Amount: (Total Blend) 10% Dilution: (Essential Oils to Add)
1/6 oz (125 drops) 12 Drops
1/3 oz (250 drops) 25 Drops
1/2 oz (375 drops) 37 Drops
1 oz (750 drops) 75 Drops
2 oz (1500 drops) 150 Drops (a little over 1/6 oz.)
4 oz (3000 drops) 300 drops (a little over 1/3 oz.)
8 oz (6000 drops) 600 drops (a little less than 1 oz.)

Recreating Blends:
At some point in your profession, you will have a client come to you asking you to recreate a blend that they have experienced somewhere else. This is possible. All you have to know is what was in the blend to begin with. That's actually the hardest part. Usually, if they have bought it from an oil company, the company will have what is in the blend on record. From there, the order of ingredients is from the greatest amount to the smallest.

Aromatic signatures:
No two people can create an identical smelling blend, even though they may use the exact same oils and ratio. There are hundreds of oils, and the same essential oil can change from season to season. If a person comes to you with the idea of recreating a blend that someone else had made for them, it needs to be explained to the client that you may very well come close to creating the same scent, but it will not be exact. This is not a bad thing. The blend that you create will have your own energies surrounding it. You will have your own way of blending that will be different from anyone else. This is what will make your blends unique.

Simple Classification:
Calming (Sedating)/ Relaxing Oils: Detoxifying Oils:

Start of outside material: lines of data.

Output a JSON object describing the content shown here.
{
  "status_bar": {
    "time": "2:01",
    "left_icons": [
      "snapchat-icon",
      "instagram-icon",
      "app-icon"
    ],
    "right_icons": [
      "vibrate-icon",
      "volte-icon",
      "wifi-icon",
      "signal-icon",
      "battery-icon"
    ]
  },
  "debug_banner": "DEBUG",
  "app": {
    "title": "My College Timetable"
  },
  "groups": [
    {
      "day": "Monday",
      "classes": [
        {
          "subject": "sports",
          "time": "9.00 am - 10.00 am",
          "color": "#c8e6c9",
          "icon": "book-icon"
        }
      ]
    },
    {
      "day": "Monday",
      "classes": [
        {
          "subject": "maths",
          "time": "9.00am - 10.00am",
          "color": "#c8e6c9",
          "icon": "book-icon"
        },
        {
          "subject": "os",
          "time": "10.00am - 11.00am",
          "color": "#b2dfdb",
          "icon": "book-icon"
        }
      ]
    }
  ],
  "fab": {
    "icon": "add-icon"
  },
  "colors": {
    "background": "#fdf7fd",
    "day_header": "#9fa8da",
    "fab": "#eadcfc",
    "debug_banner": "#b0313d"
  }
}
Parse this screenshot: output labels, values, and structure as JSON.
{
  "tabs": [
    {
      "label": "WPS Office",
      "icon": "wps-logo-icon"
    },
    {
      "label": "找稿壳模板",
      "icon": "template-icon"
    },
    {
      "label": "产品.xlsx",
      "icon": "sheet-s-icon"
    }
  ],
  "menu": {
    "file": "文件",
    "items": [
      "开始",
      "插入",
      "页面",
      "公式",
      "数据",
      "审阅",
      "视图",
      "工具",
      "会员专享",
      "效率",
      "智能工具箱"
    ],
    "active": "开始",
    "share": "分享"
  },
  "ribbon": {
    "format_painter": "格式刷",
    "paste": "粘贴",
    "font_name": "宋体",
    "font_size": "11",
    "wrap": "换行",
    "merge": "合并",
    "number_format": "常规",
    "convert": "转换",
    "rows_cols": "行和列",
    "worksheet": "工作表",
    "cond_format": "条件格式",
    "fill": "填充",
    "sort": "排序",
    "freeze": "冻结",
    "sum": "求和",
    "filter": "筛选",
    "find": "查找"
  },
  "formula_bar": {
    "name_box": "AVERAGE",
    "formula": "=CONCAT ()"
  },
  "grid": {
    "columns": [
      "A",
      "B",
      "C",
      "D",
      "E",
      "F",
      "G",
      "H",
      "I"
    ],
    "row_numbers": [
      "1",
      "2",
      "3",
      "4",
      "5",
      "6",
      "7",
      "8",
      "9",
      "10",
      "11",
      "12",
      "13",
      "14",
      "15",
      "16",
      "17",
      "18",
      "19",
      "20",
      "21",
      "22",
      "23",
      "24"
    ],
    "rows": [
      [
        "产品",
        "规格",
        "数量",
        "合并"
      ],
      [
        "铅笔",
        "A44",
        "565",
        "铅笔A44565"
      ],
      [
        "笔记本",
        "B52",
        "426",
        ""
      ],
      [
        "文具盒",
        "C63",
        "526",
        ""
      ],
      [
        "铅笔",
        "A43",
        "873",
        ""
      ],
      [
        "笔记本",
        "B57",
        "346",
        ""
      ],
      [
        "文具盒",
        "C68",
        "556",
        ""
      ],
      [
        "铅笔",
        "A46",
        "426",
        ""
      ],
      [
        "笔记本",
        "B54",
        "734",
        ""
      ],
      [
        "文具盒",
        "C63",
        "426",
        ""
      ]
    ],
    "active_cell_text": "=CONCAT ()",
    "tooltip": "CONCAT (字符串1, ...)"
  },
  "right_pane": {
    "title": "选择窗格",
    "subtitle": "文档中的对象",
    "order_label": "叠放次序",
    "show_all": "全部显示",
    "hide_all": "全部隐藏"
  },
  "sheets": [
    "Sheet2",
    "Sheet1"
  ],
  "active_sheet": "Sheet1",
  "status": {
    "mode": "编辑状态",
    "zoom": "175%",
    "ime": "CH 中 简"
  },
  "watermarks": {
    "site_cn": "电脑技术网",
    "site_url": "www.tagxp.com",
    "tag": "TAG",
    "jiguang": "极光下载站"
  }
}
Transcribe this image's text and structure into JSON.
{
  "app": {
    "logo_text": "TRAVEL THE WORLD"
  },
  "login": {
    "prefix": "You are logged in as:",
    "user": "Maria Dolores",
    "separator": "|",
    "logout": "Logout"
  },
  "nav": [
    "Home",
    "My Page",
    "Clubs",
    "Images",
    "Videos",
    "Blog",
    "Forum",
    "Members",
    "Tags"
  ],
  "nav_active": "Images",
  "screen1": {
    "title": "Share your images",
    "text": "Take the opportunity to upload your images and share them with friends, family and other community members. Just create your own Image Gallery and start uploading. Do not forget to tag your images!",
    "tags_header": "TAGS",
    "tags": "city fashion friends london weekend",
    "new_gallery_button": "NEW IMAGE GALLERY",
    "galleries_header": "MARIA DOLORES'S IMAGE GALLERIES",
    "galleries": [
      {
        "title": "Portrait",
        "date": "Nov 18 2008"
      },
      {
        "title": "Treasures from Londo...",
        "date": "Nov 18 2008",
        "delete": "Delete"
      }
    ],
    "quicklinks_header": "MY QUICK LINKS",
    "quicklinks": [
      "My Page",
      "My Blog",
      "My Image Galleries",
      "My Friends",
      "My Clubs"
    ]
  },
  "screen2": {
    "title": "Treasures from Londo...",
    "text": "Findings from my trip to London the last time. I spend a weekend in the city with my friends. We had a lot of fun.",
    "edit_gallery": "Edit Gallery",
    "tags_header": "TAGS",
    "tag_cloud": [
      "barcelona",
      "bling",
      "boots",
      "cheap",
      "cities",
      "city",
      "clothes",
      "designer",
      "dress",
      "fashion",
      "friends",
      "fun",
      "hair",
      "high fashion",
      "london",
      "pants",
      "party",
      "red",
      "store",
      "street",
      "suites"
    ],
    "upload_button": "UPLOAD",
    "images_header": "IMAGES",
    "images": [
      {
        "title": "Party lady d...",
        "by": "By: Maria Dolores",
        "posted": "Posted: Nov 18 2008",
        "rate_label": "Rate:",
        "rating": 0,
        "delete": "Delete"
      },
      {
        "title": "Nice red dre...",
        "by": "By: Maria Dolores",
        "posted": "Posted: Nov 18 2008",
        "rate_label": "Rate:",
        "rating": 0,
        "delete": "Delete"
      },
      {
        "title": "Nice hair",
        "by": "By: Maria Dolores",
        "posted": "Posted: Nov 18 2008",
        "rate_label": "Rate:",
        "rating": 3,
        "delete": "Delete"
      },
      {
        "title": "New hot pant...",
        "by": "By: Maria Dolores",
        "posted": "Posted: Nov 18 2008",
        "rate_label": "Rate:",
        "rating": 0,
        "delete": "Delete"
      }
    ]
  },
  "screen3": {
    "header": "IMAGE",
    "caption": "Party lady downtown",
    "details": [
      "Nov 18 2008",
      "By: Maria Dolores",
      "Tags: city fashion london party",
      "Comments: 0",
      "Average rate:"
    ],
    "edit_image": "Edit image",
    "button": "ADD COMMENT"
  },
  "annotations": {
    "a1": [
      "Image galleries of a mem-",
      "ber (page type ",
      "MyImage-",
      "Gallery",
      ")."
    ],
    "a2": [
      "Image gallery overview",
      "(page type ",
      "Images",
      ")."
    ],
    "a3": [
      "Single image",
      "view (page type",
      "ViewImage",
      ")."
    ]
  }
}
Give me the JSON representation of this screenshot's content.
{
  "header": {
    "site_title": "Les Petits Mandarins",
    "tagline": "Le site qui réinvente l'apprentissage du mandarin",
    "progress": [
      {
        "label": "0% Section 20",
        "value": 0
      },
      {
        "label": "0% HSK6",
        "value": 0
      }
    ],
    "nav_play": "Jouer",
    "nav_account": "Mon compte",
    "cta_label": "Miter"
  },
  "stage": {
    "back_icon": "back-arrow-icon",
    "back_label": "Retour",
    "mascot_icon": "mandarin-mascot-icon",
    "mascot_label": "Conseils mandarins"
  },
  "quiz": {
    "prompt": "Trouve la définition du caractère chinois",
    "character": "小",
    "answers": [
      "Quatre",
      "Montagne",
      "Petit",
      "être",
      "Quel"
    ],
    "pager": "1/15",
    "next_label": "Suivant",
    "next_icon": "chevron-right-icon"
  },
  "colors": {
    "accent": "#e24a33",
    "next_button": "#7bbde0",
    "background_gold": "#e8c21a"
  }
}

Lavender Essential Oil (in small amounts), Cypress, Juniper, Lemon Essential Oil, Geranium Essential Oil, Sage Essential Oil, Chamomile Essential Oil, Rosemary Essential Oil, Myrtle Essential Oil, Basil Essential Oil, Bergamot Essential Oil, Marjoram Essential Oil, Cedarwood Essential Oil, Grapefruit Essential Oil, Orange Essential Oil, Patchouli Essential Oil, Dill Essential Oil, Fennel Essential Oil, Frankincense Essential Oil

Stimulating Oils: Analgesic:
Lavender (in large amounts), Peppermint, Birch, Wintergreen,
Rosemary, Orange, Sage, Cinnamon, Basil, Chamomile,
Ylang Ylang essential oil, Basil, Pine, Eucalyptus, Frankincense, Ginger,
Fennel, Cinnamon, Lemon, Juniper, Marjoram
Tea Tree, Sandalwood

Uplifting/ Reviving Oils: Balancing Oils:
Peppermint, Lemon, Geranium, Fennel,
Bergamot, Sage, Peppermint, Lavender,
Eucalyptus, Ylang Ylang

Essential Oils Commonly used for Physical Ailments
Arthritis: Birch, Chamomile, Cypress, Basil, Eucalyptus, Juniper, Pine
Burns:
Chamomile, Geranium, Lavender, Tea Tree essential oil
Cellulite Reducing:
Basil, Chamomile, Dill, Eucalyptus, Fennel, Frankincense, Grapefruit, Juniper, Lavender, Lemongrass, Orange
Colds and Flu:
Cinnamon Bark, Eucalyptus, Juniper, Lavender, Orange, Peppermint, Pine, Rosemary, Sage, Tea Tree
Headaches/Migraines:
Chamomile, Lavender, Marjoram, Peppermint. Basil
Aphrodisiac: Cinnamon, Cedarwood, Ylang Ylang, Patchouli